Below are the records; they must be reproduced verbatim.

Segment Start: THE RECORDS

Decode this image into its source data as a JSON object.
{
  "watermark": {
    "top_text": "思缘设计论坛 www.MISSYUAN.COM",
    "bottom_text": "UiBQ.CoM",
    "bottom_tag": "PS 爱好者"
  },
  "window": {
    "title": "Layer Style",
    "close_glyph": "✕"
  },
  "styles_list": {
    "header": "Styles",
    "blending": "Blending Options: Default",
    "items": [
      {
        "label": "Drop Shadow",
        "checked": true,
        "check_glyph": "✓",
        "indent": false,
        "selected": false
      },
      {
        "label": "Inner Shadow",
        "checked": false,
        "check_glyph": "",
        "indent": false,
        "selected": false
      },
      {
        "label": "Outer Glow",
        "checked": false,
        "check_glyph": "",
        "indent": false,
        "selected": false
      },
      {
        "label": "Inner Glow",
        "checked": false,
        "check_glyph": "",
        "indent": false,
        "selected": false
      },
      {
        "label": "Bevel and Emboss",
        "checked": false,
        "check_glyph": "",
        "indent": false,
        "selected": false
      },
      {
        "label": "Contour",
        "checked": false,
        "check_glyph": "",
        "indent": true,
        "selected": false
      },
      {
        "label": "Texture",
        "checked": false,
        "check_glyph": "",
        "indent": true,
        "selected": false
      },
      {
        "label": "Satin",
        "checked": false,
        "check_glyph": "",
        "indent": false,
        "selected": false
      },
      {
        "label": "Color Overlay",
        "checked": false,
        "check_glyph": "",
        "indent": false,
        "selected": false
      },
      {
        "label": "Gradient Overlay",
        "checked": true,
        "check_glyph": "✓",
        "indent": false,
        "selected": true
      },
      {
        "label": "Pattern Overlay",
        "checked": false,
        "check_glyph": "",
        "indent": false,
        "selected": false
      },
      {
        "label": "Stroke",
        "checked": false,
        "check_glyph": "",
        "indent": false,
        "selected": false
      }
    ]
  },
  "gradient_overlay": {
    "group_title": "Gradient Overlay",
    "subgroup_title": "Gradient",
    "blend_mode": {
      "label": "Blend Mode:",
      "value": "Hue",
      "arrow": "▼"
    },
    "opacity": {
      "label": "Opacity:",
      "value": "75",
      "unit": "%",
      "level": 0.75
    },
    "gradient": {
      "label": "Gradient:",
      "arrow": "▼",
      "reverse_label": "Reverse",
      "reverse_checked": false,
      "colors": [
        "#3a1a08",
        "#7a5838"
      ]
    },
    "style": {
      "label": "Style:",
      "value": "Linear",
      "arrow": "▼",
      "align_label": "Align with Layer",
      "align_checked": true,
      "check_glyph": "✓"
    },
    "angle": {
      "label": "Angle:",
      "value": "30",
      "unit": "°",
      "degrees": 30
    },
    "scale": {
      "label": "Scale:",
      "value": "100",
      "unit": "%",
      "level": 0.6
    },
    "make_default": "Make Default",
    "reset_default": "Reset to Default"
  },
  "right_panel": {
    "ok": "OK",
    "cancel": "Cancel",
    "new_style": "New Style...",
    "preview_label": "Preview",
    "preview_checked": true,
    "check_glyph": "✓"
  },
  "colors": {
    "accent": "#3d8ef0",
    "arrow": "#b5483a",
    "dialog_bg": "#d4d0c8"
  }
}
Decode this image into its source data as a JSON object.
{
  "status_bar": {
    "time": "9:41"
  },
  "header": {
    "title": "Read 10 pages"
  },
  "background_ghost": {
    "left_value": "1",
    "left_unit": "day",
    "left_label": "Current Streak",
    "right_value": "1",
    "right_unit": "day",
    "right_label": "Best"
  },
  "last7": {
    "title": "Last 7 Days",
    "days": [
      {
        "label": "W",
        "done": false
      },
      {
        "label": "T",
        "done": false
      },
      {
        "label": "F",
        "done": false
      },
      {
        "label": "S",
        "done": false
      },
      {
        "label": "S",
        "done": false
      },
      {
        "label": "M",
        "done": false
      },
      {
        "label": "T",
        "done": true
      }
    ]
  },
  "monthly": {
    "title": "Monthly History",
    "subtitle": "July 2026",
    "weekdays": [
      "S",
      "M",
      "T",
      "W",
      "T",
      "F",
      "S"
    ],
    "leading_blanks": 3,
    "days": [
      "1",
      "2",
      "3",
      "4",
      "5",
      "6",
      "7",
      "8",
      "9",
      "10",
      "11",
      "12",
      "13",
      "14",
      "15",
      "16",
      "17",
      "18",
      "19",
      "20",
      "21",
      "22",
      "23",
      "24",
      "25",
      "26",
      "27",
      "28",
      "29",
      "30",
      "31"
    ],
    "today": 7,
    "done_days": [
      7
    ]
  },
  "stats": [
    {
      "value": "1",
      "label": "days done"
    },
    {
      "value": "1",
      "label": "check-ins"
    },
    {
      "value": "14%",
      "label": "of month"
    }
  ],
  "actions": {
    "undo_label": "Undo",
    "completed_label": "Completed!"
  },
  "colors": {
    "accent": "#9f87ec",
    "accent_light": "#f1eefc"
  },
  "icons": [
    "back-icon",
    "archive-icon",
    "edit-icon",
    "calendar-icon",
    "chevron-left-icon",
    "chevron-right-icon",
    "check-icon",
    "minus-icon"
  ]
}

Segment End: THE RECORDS

### [SOLUTION]
Decode this image into its source data as a JSON object.
{
  "watermark": {
    "top_text": "思缘设计论坛 www.MISSYUAN.COM",
    "bottom_text": "UiBQ.CoM",
    "bottom_tag": "PS 爱好者"
  },
  "window": {
    "title": "Layer Style",
    "close_glyph": "✕"
  },
  "styles_list": {
    "header": "Styles",
    "blending": "Blending Options: Default",
    "items": [
      {
        "label": "Drop Shadow",
        "checked": true,
        "check_glyph": "✓",
        "indent": false,
        "selected": false
      },
      {
        "label": "Inner Shadow",
        "checked": false,
        "check_glyph": "",
        "indent": false,
        "selected": false
      },
      {
        "label": "Outer Glow",
        "checked": false,
        "check_glyph": "",
        "indent": false,
        "selected": false
      },
      {
        "label": "Inner Glow",
        "checked": false,
        "check_glyph": "",
        "indent": false,
        "selected": false
      },
      {
        "label": "Bevel and Emboss",
        "checked": false,
        "check_glyph": "",
        "indent": false,
        "selected": false
      },
      {
        "label": "Contour",
        "checked": false,
        "check_glyph": "",
        "indent": true,
        "selected": false
      },
      {
        "label": "Texture",
        "checked": false,
        "check_glyph": "",
        "indent": true,
        "selected": false
      },
      {
        "label": "Satin",
        "checked": false,
        "check_glyph": "",
        "indent": false,
        "selected": false
      },
      {
        "label": "Color Overlay",
        "checked": false,
        "check_glyph": "",
        "indent": false,
        "selected": false
      },
      {
        "label": "Gradient Overlay",
        "checked": true,
        "check_glyph": "✓",
        "indent": false,
        "selected": true
      },
      {
        "label": "Pattern Overlay",
        "checked": false,
        "check_glyph": "",
        "indent": false,
        "selected": false
      },
      {
        "label": "Stroke",
        "checked": false,
        "check_glyph": "",
        "indent": false,
        "selected": false
      }
    ]
  },
  "gradient_overlay": {
    "group_title": "Gradient Overlay",
    "subgroup_title": "Gradient",
    "blend_mode": {
      "label": "Blend Mode:",
      "value": "Hue",
      "arrow": "▼"
    },
    "opacity": {
      "label": "Opacity:",
      "value": "75",
      "unit": "%",
      "level": 0.75
    },
    "gradient": {
      "label": "Gradient:",
      "arrow": "▼",
      "reverse_label": "Reverse",
      "reverse_checked": false,
      "colors": [
        "#3a1a08",
        "#7a5838"
      ]
    },
    "style": {
      "label": "Style:",
      "value": "Linear",
      "arrow": "▼",
      "align_label": "Align with Layer",
      "align_checked": true,
      "check_glyph": "✓"
    },
    "angle": {
      "label": "Angle:",
      "value": "30",
      "unit": "°",
      "degrees": 30
    },
    "scale": {
      "label": "Scale:",
      "value": "100",
      "unit": "%",
      "level": 0.6
    },
    "make_default": "Make Default",
    "reset_default": "Reset to Default"
  },
  "right_panel": {
    "ok": "OK",
    "cancel": "Cancel",
    "new_style": "New Style...",
    "preview_label": "Preview",
    "preview_checked": true,
    "check_glyph": "✓"
  },
  "colors": {
    "accent": "#3d8ef0",
    "arrow": "#b5483a",
    "dialog_bg": "#d4d0c8"
  }
}
Decode this image into its source data as a JSON object.
{
  "status_bar": {
    "time": "9:41"
  },
  "header": {
    "title": "Read 10 pages"
  },
  "background_ghost": {
    "left_value": "1",
    "left_unit": "day",
    "left_label": "Current Streak",
    "right_value": "1",
    "right_unit": "day",
    "right_label": "Best"
  },
  "last7": {
    "title": "Last 7 Days",
    "days": [
      {
        "label": "W",
        "done": false
      },
      {
        "label": "T",
        "done": false
      },
      {
        "label": "F",
        "done": false
      },
      {
        "label": "S",
        "done": false
      },
      {
        "label": "S",
        "done": false
      },
      {
        "label": "M",
        "done": false
      },
      {
        "label": "T",
        "done": true
      }
    ]
  },
  "monthly": {
    "title": "Monthly History",
    "subtitle": "July 2026",
    "weekdays": [
      "S",
      "M",
      "T",
      "W",
      "T",
      "F",
      "S"
    ],
    "leading_blanks": 3,
    "days": [
      "1",
      "2",
      "3",
      "4",
      "5",
      "6",
      "7",
      "8",
      "9",
      "10",
      "11",
      "12",
      "13",
      "14",
      "15",
      "16",
      "17",
      "18",
      "19",
      "20",
      "21",
      "22",
      "23",
      "24",
      "25",
      "26",
      "27",
      "28",
      "29",
      "30",
      "31"
    ],
    "today": 7,
    "done_days": [
      7
    ]
  },
  "stats": [
    {
      "value": "1",
      "label": "days done"
    },
    {
      "value": "1",
      "label": "check-ins"
    },
    {
      "value": "14%",
      "label": "of month"
    }
  ],
  "actions": {
    "undo_label": "Undo",
    "completed_label": "Completed!"
  },
  "colors": {
    "accent": "#9f87ec",
    "accent_light": "#f1eefc"
  },
  "icons": [
    "back-icon",
    "archive-icon",
    "edit-icon",
    "calendar-icon",
    "chevron-left-icon",
    "chevron-right-icon",
    "check-icon",
    "minus-icon"
  ]
}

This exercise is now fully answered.